Album review: Drive-By Truckers' 'The Big To-Do'
"The Big To-Do" is the Drive-By Truckers' first album for Dave Matthews' ATO Records, and it also marks the studio debut of keyboardist Jay Gonzalez, who takes over the role played on the band's last set by veteran R&B session guy Spooner Oldham.
Musically, though, these 13 new tracks hardly represent a fresh start for the Truckers: Like the dozen or so releases that preceded it, "The Big To-Do" examines the rough-and-tumble lives of the unfortunate and the unwise over rowdy Southern-rock grooves teeming with fuzzy, Crazy Horse-style guitars.
"A family can't live on these fast-food wages," sings frontman Patterson Hood in one recession-minded track with an unprintable title, and that's as handy a demonstration as any here that a rabidly devoted fan base and reams of critical praise have done little to quell the group's underdog zeal.
As on past DBT albums, Hood occasionally cedes lead-vocal duties to one of his bandmates, which helps stave off the bar-band blahs that can threaten this kind of material.
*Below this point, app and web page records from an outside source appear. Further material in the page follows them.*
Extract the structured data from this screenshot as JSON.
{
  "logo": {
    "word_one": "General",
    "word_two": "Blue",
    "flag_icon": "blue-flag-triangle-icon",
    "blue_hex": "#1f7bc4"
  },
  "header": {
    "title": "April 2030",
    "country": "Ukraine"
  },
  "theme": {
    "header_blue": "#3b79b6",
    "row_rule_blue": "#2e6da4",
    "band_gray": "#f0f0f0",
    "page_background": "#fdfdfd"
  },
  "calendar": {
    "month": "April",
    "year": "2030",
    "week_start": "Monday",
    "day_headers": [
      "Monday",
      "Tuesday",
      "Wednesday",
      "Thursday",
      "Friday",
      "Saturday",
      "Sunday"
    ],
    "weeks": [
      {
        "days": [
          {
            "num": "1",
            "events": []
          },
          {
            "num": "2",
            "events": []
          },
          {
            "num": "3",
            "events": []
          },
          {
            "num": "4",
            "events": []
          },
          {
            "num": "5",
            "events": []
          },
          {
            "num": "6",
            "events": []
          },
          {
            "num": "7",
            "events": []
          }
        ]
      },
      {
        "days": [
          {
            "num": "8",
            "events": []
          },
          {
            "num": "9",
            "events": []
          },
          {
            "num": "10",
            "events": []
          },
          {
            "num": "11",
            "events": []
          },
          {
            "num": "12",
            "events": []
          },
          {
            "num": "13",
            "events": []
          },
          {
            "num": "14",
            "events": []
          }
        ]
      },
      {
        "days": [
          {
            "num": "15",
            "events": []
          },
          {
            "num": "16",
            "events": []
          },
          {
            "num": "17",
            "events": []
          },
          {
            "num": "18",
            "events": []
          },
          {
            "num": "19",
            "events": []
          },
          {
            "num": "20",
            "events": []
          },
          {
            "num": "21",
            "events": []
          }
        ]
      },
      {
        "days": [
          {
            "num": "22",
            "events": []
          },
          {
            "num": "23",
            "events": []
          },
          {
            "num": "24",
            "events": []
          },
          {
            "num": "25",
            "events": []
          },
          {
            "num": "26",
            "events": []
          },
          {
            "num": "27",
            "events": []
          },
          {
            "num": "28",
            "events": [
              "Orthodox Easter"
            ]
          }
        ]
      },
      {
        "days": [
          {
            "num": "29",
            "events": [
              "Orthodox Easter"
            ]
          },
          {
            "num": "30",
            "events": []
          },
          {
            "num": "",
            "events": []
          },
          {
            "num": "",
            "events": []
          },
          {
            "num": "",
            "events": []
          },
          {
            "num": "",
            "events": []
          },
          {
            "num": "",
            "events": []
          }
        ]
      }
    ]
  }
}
Guitarist Mike Cooley, in particular, provides some crucial tragicomic relief in "Birthday Boy," where he sketches out a scene of sex-worker ennui with brutal efficiency: " 'Which one's the birthday boy?' she said / 'I ain't got all night.' "
-- Mikael Wood
"The Big To-Do"
Three stars (Out of four)